Wholesale sales of organizing products grew in the vicinity of 10 percent from 1993 to 1994, according to the Home Furnishings Network in New York. These products range from plastic shower caddies and garment bags to elaborate wire-basket and hook systems.
Sales may be up, but are Americans any more organized?
''I'd like to think we're being more sensible, but I'm not sure that's the case,'' says Lu Wendel Lyndon, president of ''Placewares'', a five-store retail chain in Boston since 1978. ''At least ferocious consumption has, thank goodness, fallen off. Somehow people are beginning to learn that less is more.''
Time is luxury
But in defense of modern lifestyle, Ms. Wendel Lyndon continues, ''the variety of things we do requires more equipment.'' From sports gear to home offices (the next frontier for organizers, she says), houses are loaded with stuff. ''A baby is a phenomenal event in terms of equipment, for example,'' she adds. All this stuff needs a place.
Jeffrey Mayer, author of ''Time Management for Dummies'' and other business books, offers a broader view.
''People really don't want to be more organized. They want more time. They want more money. They want to be able to enjoy life more. And all their clutter is getting in the way.
''The issue is not 'how can I organize,''' Mr. Mayer says, ''it's 'what can I get rid of that's slowing me down?'''
Beyond time, organizers note, there's an aesthetic to consider.
''People are spending more time at home and they want to feel better about themselves and their homes,'' sums up Anthony Vidergauz, president of California Closets. ''It's a pleasure to wake up in the morning and know where everything is.''
Pay for a 'personal trainer'

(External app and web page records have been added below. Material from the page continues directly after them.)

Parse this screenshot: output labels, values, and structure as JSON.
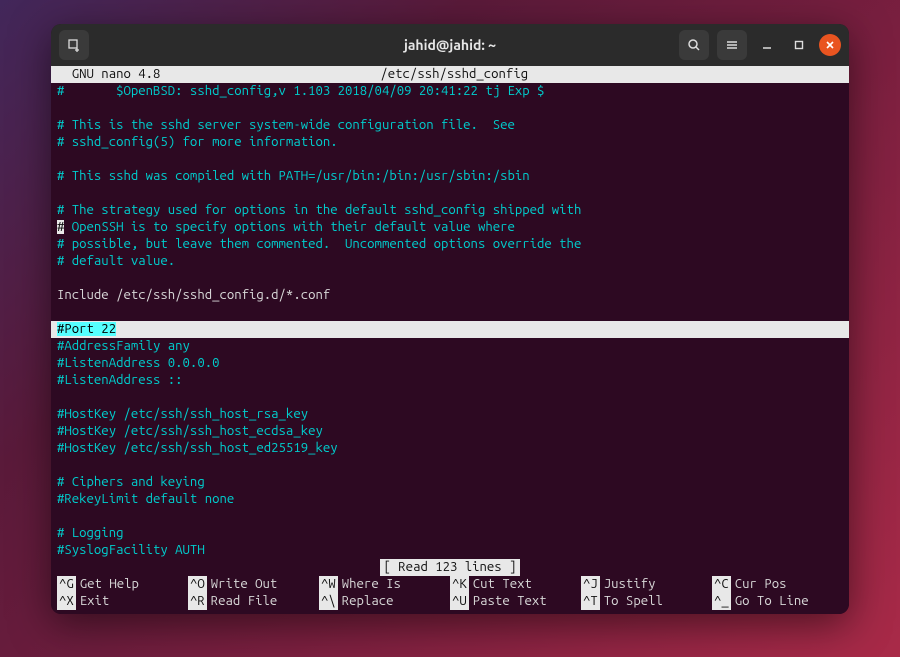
{
  "window": {
    "title": "jahid@jahid: ~"
  },
  "editor": {
    "header_left": "  GNU nano 4.8",
    "header_file": "/etc/ssh/sshd_config",
    "status_line": "[ Read 123 lines ]"
  },
  "content": {
    "l01": "#       $OpenBSD: sshd_config,v 1.103 2018/04/09 20:41:22 tj Exp $",
    "l02": "",
    "l03": "# This is the sshd server system-wide configuration file.  See",
    "l04": "# sshd_config(5) for more information.",
    "l05": "",
    "l06": "# This sshd was compiled with PATH=/usr/bin:/bin:/usr/sbin:/sbin",
    "l07": "",
    "l08": "# The strategy used for options in the default sshd_config shipped with",
    "l09_a": "#",
    "l09_b": " OpenSSH is to specify options with their default value where",
    "l10": "# possible, but leave them commented.  Uncommented options override the",
    "l11": "# default value.",
    "l12": "",
    "l13": "Include /etc/ssh/sshd_config.d/*.conf",
    "l14": "",
    "l15_hl": "#Port 22",
    "l16": "#AddressFamily any",
    "l17": "#ListenAddress 0.0.0.0",
    "l18": "#ListenAddress ::",
    "l19": "",
    "l20": "#HostKey /etc/ssh/ssh_host_rsa_key",
    "l21": "#HostKey /etc/ssh/ssh_host_ecdsa_key",
    "l22": "#HostKey /etc/ssh/ssh_host_ed25519_key",
    "l23": "",
    "l24": "# Ciphers and keying",
    "l25": "#RekeyLimit default none",
    "l26": "",
    "l27": "# Logging",
    "l28": "#SyslogFacility AUTH"
  },
  "shortcuts": {
    "row1": [
      {
        "key": "^G",
        "label": "Get Help"
      },
      {
        "key": "^O",
        "label": "Write Out"
      },
      {
        "key": "^W",
        "label": "Where Is"
      },
      {
        "key": "^K",
        "label": "Cut Text"
      },
      {
        "key": "^J",
        "label": "Justify"
      },
      {
        "key": "^C",
        "label": "Cur Pos"
      }
    ],
    "row2": [
      {
        "key": "^X",
        "label": "Exit"
      },
      {
        "key": "^R",
        "label": "Read File"
      },
      {
        "key": "^\\",
        "label": "Replace"
      },
      {
        "key": "^U",
        "label": "Paste Text"
      },
      {
        "key": "^T",
        "label": "To Spell"
      },
      {
        "key": "^_",
        "label": "Go To Line"
      }
    ]
  }
}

But organizational peace of mind doesn't come cheap. California Closets caters to the high end of the custom-closet market (clients include Oprah Winfrey, Michael Jordan, and Elton John). Prices start at $600 and can go into the thousands; lower-end closet makeovers, such as Organizers Direct's, start at around $200.
Professional organizers charge between $25 and $125 an hour for their services, with the average visit lasting several hours.
Consumers have high expectations when they drop a good amount of money on such services. But the organizers can only help get them started - the rest is up to them. Organizers always stress the upkeep, saying ''in order for this to work, you need to change your habits and work with the system.''
For this, they are likened to personal exercise trainers. Or, as critics say, people you pay to make you do what you won't do on your own.
Laura DaSilva, a marketing executive of a publishing company in New York says, ''Would I pay $200 to have my closet done? That would be a big 'No.' These companies prey on stressed-out, overworked, overwhelmed people. I'm a creative, common-sense person. I can do it myself.''
To that end, organizers acknowledge that many people are very good do-it-yourselfers.
But other people want someone to come in and tell them what to do, points out Andre, whose business, Organization By Design, in Needham, Mass., caters to busy female professionals.
''They need that fresh eye,'' she says.
California Closets's Vidergauz adds that sometimes it's the investment that makes people hold to a system.
Of course, no amount of money can guarantee total control, which brings up an important point: ''We're professional organizers, not perfect organizers,'' Ensign says.
''We also give customers permission to be human, which is important,'' she continues.
Just the other day, Ensign admits, she misplaced an important NAPO document in her office. ''It was orange,'' she sighs. As it turned out, the paper had been misfiled.